Mario games are known for their iconic theme tunes, and Super Mario Bros. Wonder does a great job of including your old favorites, while also introducing new songs and sound effects that help bring the Flower Kingdom to life.
Super Mario Bros. Wonder review: Multiplayer
You don’t have to make your way through the Flower Kingdom alone since Super Mario Bros. Wonder supports up to four players either locally or online. In fact, even if you’ve been playing by yourself, you have the option to play with other gamers from right where you left off each time you start the game. Although it’s worth noting that there isn’t a way for each player to equip separate badges, meaning everyone will play each level the same way.
Though there are technically eight playable characters, there are also several reskins so that everyone can be a different color if they’re playing as Yoshi (green, red, yellow, light blue) or two for Toad (yellow and blue). Playing through a 2D Mario game with three other people can get chaotic, but that’s part of the fun and with Nabbit and Yoshi both immune to damage, parents will be able to easily play through the game with their younger children.
Super Mario Bros. Wonder can also be played online, either with your friends or with strangers. When playing with friends, you set up a private room and send out invites to whoever you want to join you. Online multiplayer with friends works in much the same way as local multiplayer, though the other characters on screen have a transparent look to them so that you can focus on your own character.
You can also play Super Mario Bros.
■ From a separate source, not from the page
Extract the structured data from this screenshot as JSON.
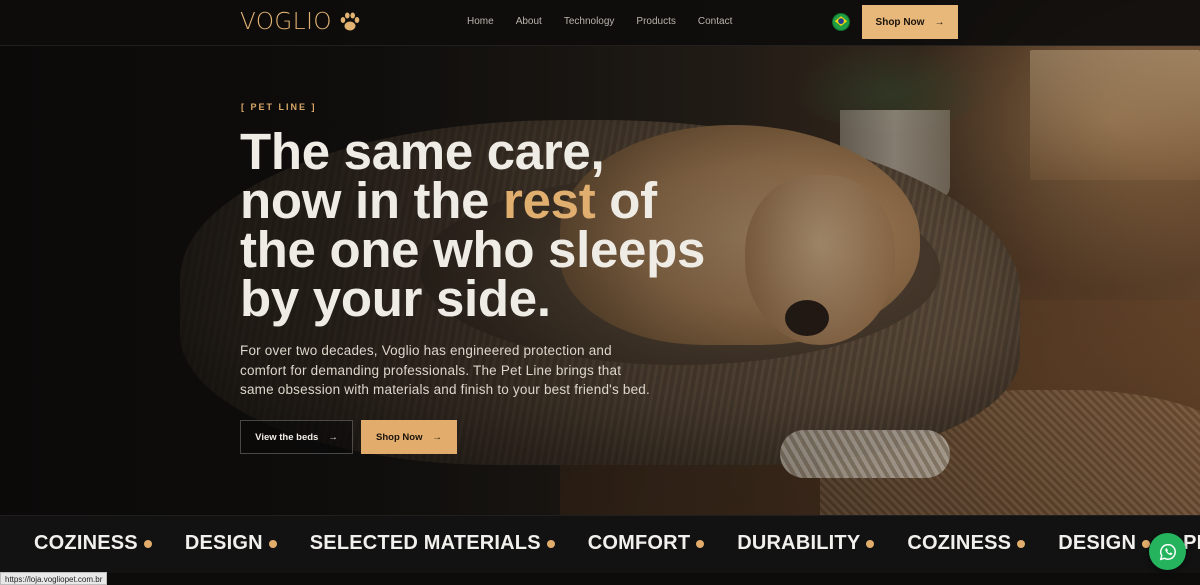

Wonder online by yourself with players around the world pitching in to help you out in a similar vein to the online multiplayer in Dark Souls. These other players appear in levels and in the overworld map with you, though they still have a transparent look to them. Strangers can revive you when you’re knocked down and they can also help you out by beating the more difficult bosses for you. The whole experience is a lot of fun and it’s nice to see Nintendo take a new direction with online multiplayer in a Mario game.
Super Mario Bros. Wonder review: Verdict
As the first entirely new 2D Mario game for the Nintendo Switch, Super Mario Bros. Wonder was certainly worth the wait. Nintendo has put so much effort and attention into getting all of the small details right, while also making the game accessible for both seasoned Mario fans and newcomers alike. The new gameplay mechanics (like Wonder Flowers and the badge system) help breathe new life into the tried and true 2D Mario formula, while the enhanced visuals really help Super Mario Bros. Wonder shine. Likewise, being able to play the game with friends either locally or online makes this a Mario game you can keep coming back to once you finish the main story.
If 2D Mario games aren’t for you though, Super Mario 3D World might be a better fit, especially as it offers the same local multiplayer options found in Super Mario Bros. Wonder. However, if you go that route, you’ll be missing out on all of the new features, power-ups and sheer polish Nintendo has put into Super Mario Bros. Wonder. In the same way that many older gamers hold Super Mario World in high esteem, younger players will likely look back at this game with that same level of fondness years from now. If you enjoy a good platformer or just want to play as Mario with a few new tricks up your sleeve, you owe it to yourself to give Super Mario Bros. Wonder a try.